Strong freezing winds and up to 14 inches of snow are predicted to slam Long Island Tuesday with Polar Vortex: The Sequel following close behind, forecasters said.
But, as dire as predictions of another arctic blast may be, forecasters with the National Weather Service stopped short Monday of calling what's coming a blizzard -- just the next worst thing.
Prepare for "near blizzard-like conditions" said John Murray, a meteorologist with the weather service's Upton office.
Frigid wind will make Tuesday's high of 25 on much of Long Island feel more like 7 degrees and Tuesday night's predicted single-digit temperatures more like 6 below, forecasters said.
A winter storm warning is in effect from noon Tuesday until 6 a.m. Wednesday, the National Weather Service said.
Heavy snow is expected to make for hazardous travel, particularly during Tuesday night's commute, forecasters said. State transportation officials said there are no plans to shut down the Long Island Expressway or any parkways. When the last snowstorm hit Jan. 2, Gov. Andrew M. Cuomo ordered the LIE closed for eight hours overnight.

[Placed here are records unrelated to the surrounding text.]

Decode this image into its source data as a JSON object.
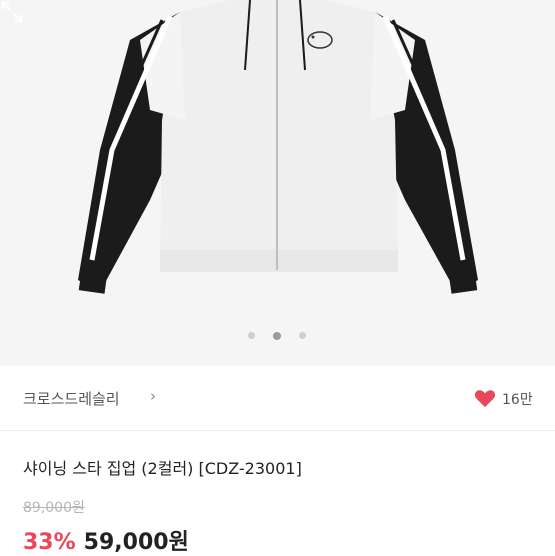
{
  "product": {
    "shop_name": "크로스드레슬리",
    "shop_chevron": "›",
    "likes": "16만",
    "title": "샤이닝 스타 집업 (2컬러) [CDZ-23001]",
    "original_price": "89,000원",
    "discount": "33%",
    "price": "59,000원"
  },
  "carousel": {
    "total": 3,
    "active_index": 1
  },
  "colors": {
    "accent": "#e8485a",
    "heart": "#e8485a",
    "jacket_body": "#f2f2f2",
    "jacket_dark": "#1b1b1b"
  },
  "icons": {
    "heart": "heart-icon",
    "expand": "expand-icon",
    "chevron": "chevron-right-icon"
  }
}
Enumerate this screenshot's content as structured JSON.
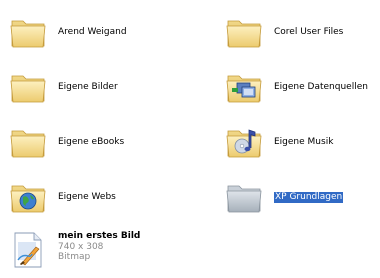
{
  "items": [
    {
      "label": "Arend Weigand",
      "icon": "folder-icon"
    },
    {
      "label": "Corel User Files",
      "icon": "folder-icon"
    },
    {
      "label": "Eigene Bilder",
      "icon": "folder-icon"
    },
    {
      "label": "Eigene Datenquellen",
      "icon": "data-sources-folder-icon"
    },
    {
      "label": "Eigene eBooks",
      "icon": "folder-icon"
    },
    {
      "label": "Eigene Musik",
      "icon": "music-folder-icon"
    },
    {
      "label": "Eigene Webs",
      "icon": "web-folder-icon"
    },
    {
      "label": "XP Grundlagen",
      "icon": "folder-icon",
      "selected": true
    }
  ],
  "file": {
    "name": "mein erstes Bild",
    "dimensions": "740 x 308",
    "type": "Bitmap",
    "icon": "bitmap-file-icon"
  },
  "colors": {
    "folder": "#f6dc8c",
    "folder_grey": "#b8c0c8",
    "selection": "#316ac5"
  }
}
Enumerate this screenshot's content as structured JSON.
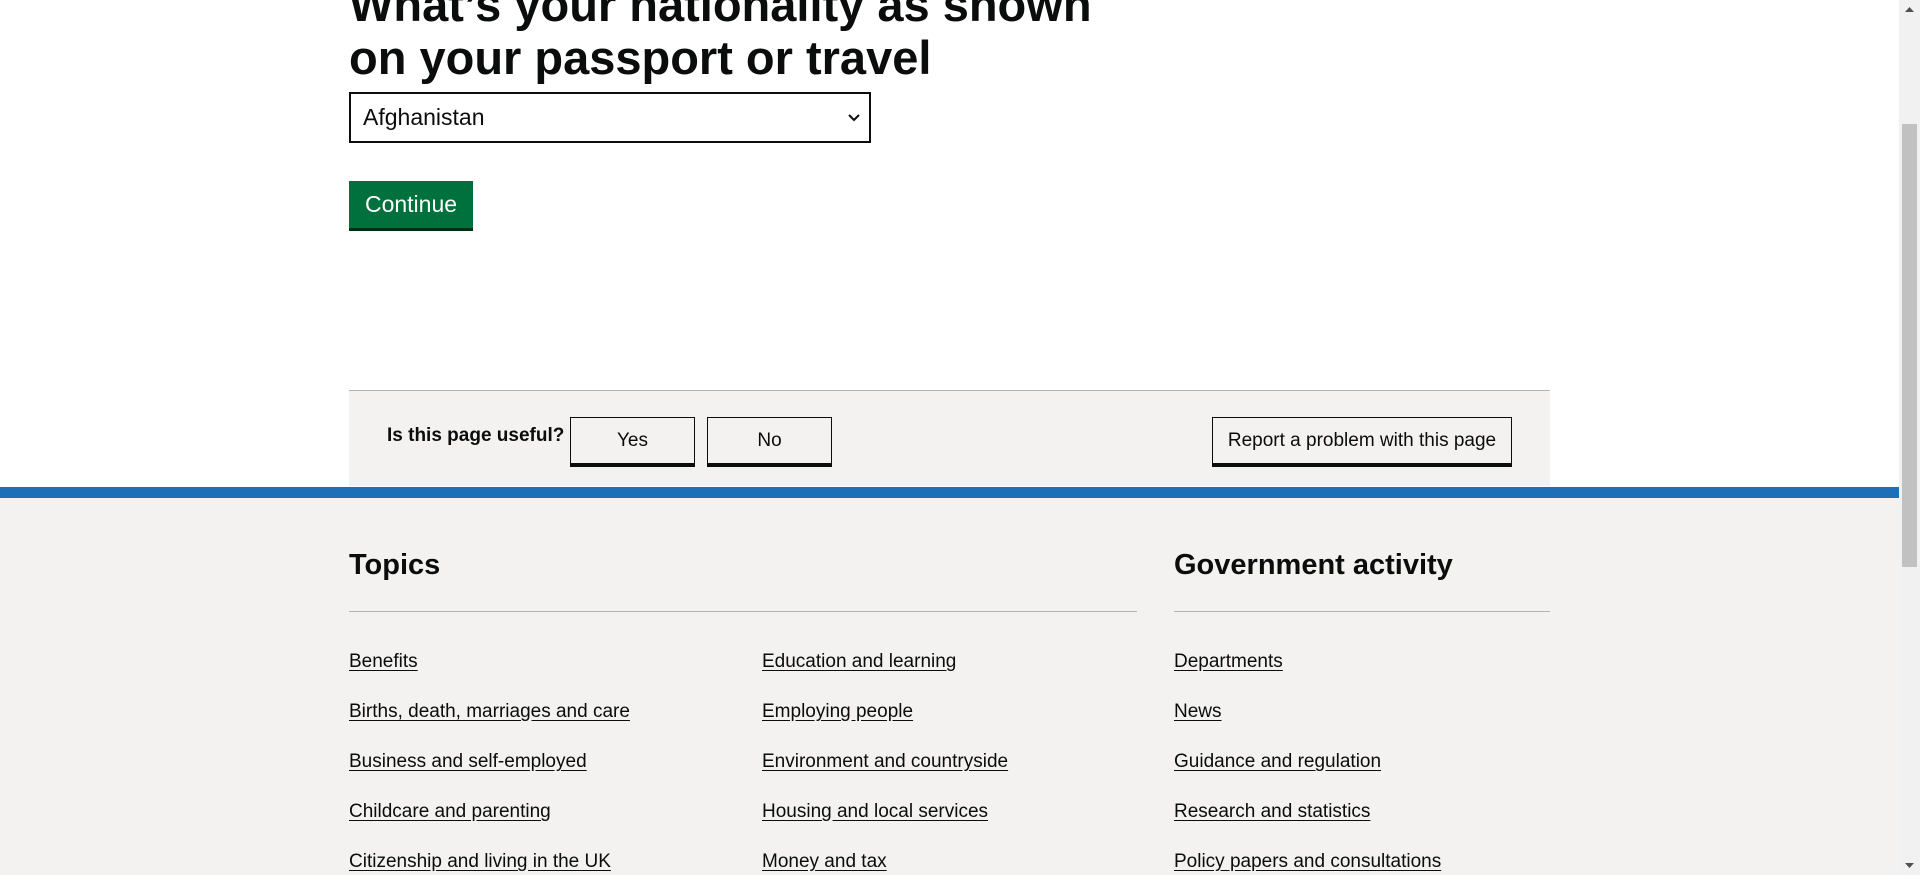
{
  "question": {
    "title": "What’s your nationality as shown on your passport or travel document?",
    "select_value": "Afghanistan",
    "continue_label": "Continue"
  },
  "feedback": {
    "question": "Is this page useful?",
    "yes_label": "Yes",
    "no_label": "No",
    "report_label": "Report a problem with this page"
  },
  "footer": {
    "topics_heading": "Topics",
    "gov_heading": "Government activity",
    "topics_col1": [
      "Benefits",
      "Births, death, marriages and care",
      "Business and self-employed",
      "Childcare and parenting",
      "Citizenship and living in the UK"
    ],
    "topics_col2": [
      "Education and learning",
      "Employing people",
      "Environment and countryside",
      "Housing and local services",
      "Money and tax"
    ],
    "gov_links": [
      "Departments",
      "News",
      "Guidance and regulation",
      "Research and statistics",
      "Policy papers and consultations"
    ]
  },
  "colors": {
    "continue_green": "#00703c",
    "footer_blue": "#1d70b8",
    "footer_bg": "#f3f2f1",
    "text": "#0b0c0c"
  },
  "icons": {
    "select_chevron": "chevron-down-icon",
    "scroll_up": "arrow-up-icon",
    "scroll_down": "arrow-down-icon"
  }
}
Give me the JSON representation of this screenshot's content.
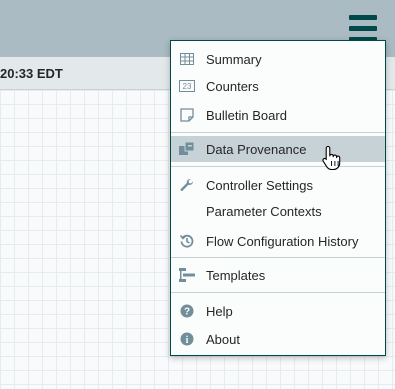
{
  "header": {
    "menu_icon": "hamburger-icon"
  },
  "status": {
    "time": "20:33 EDT",
    "search_icon": "search-icon"
  },
  "menu": {
    "items": [
      {
        "label": "Summary",
        "icon": "table-icon"
      },
      {
        "label": "Counters",
        "icon": "counter-icon"
      },
      {
        "label": "Bulletin Board",
        "icon": "sticky-note-icon"
      },
      {
        "label": "Data Provenance",
        "icon": "provenance-icon",
        "highlighted": true
      },
      {
        "label": "Controller Settings",
        "icon": "wrench-icon"
      },
      {
        "label": "Parameter Contexts",
        "icon": ""
      },
      {
        "label": "Flow Configuration History",
        "icon": "history-icon"
      },
      {
        "label": "Templates",
        "icon": "template-icon"
      },
      {
        "label": "Help",
        "icon": "help-icon"
      },
      {
        "label": "About",
        "icon": "info-icon"
      }
    ]
  },
  "colors": {
    "header_bg": "#aabbc3",
    "menu_border": "#004849",
    "highlight": "#c7d2d7",
    "icon": "#728e9b"
  }
}
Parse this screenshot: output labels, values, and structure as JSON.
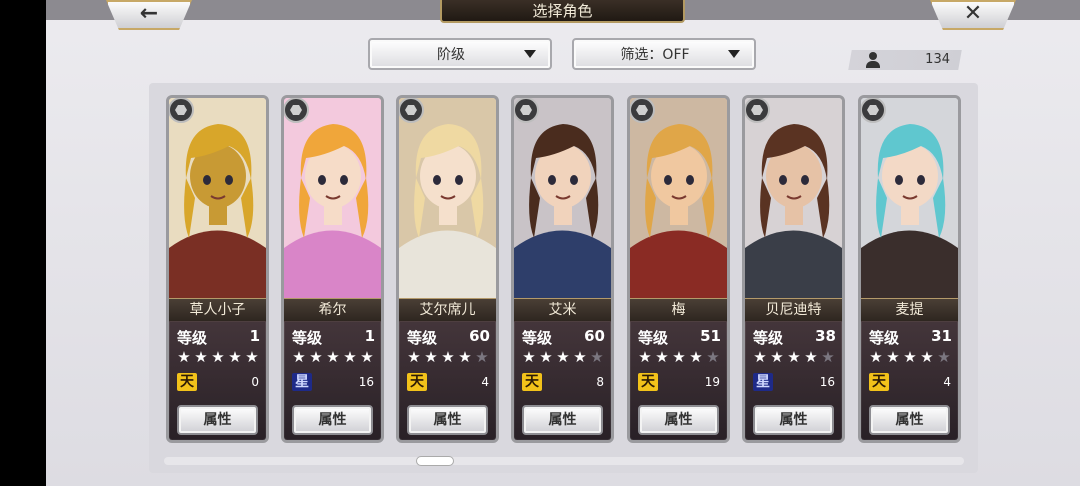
{
  "header": {
    "title": "选择角色",
    "back_glyph": "←",
    "close_glyph": "✕"
  },
  "toolbar": {
    "rank_dropdown": "阶级",
    "filter_dropdown": "筛选：OFF",
    "character_count": "134"
  },
  "characters": [
    {
      "name": "草人小子",
      "level_label": "等级",
      "level": "1",
      "stars": 5,
      "tier": "天",
      "tier_color": "gold",
      "count": "0",
      "attr_button": "属性",
      "palette": {
        "hair": "#d8a62a",
        "skin": "#c89a34",
        "outfit": "#7a2f24",
        "bg": "#e9dcc0"
      }
    },
    {
      "name": "希尔",
      "level_label": "等级",
      "level": "1",
      "stars": 5,
      "tier": "星",
      "tier_color": "blue",
      "count": "16",
      "attr_button": "属性",
      "palette": {
        "hair": "#f0a63a",
        "skin": "#f6dcc8",
        "outfit": "#d985c8",
        "bg": "#f3c9dd"
      }
    },
    {
      "name": "艾尔席儿",
      "level_label": "等级",
      "level": "60",
      "stars": 4,
      "tier": "天",
      "tier_color": "gold",
      "count": "4",
      "attr_button": "属性",
      "palette": {
        "hair": "#efd9a2",
        "skin": "#f5e0cc",
        "outfit": "#e8e4da",
        "bg": "#d9c7a8"
      }
    },
    {
      "name": "艾米",
      "level_label": "等级",
      "level": "60",
      "stars": 4,
      "tier": "天",
      "tier_color": "gold",
      "count": "8",
      "attr_button": "属性",
      "palette": {
        "hair": "#4a2c1e",
        "skin": "#f1d3bc",
        "outfit": "#2e3e6a",
        "bg": "#c9c3c7"
      }
    },
    {
      "name": "梅",
      "level_label": "等级",
      "level": "51",
      "stars": 4,
      "tier": "天",
      "tier_color": "gold",
      "count": "19",
      "attr_button": "属性",
      "palette": {
        "hair": "#e0a648",
        "skin": "#f0c8a0",
        "outfit": "#8a2b24",
        "bg": "#cdb8a2"
      }
    },
    {
      "name": "贝尼迪特",
      "level_label": "等级",
      "level": "38",
      "stars": 4,
      "tier": "星",
      "tier_color": "blue",
      "count": "16",
      "attr_button": "属性",
      "palette": {
        "hair": "#5a3322",
        "skin": "#e6c2a6",
        "outfit": "#3a3e48",
        "bg": "#d7d2d4"
      }
    },
    {
      "name": "麦提",
      "level_label": "等级",
      "level": "31",
      "stars": 4,
      "tier": "天",
      "tier_color": "gold",
      "count": "4",
      "attr_button": "属性",
      "palette": {
        "hair": "#5fc7cf",
        "skin": "#f3d9c6",
        "outfit": "#3a2e2c",
        "bg": "#d4d6da"
      }
    }
  ]
}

The warning predicts 10 to 14 inches of snow for much of Suffolk and 6 to 10 inches for Nassau, westernmost Suffolk and a good stretch of the North Shore.
Winds ranging from 20 mph to 30 mph, with brief gusts up to 35 mph, are expected, the weather service said. Visibility is expected to be a half-mile at times, with blowing and drifting snow.
Look for light snow to start by late morning Tuesday, with the heaviest snowfall beginning between 3 and 5 p.m. and lasting until after midnight, said David Stark, another weather service meteorologist in Upton.
Heavier accumulation should occur during this Tuesday evening's rush hour, he said, and with temperatures in the lower 20s most of the day, some roads may be slick even earlier.
Snow is expected to wind down by sunrise Wednesday, he said, give or take a few hours.
Also making an entrance is the first of several days with temperatures in the 20s or below, caused by another polar vortex formed above Siberia, officials said.
Crews were out Monday afternoon treating state roads with saltwater brine that "prevents icing and hard-packed snow," said Eileen Peters, spokeswoman for the state Department of Transportation. By Tuesday afternoon there could be up to 500 workers out to address road conditions, including 70 DOT snow and ice workers from upstate and private contractors who'll be on alert, she said. The area's 210 snow-removal vehicles are to be supplemented with 30 plows from upstate, she said.
She advised those who have to drive Tuesday to stay at least 200 feet behind snowplows.
With Gary Dymski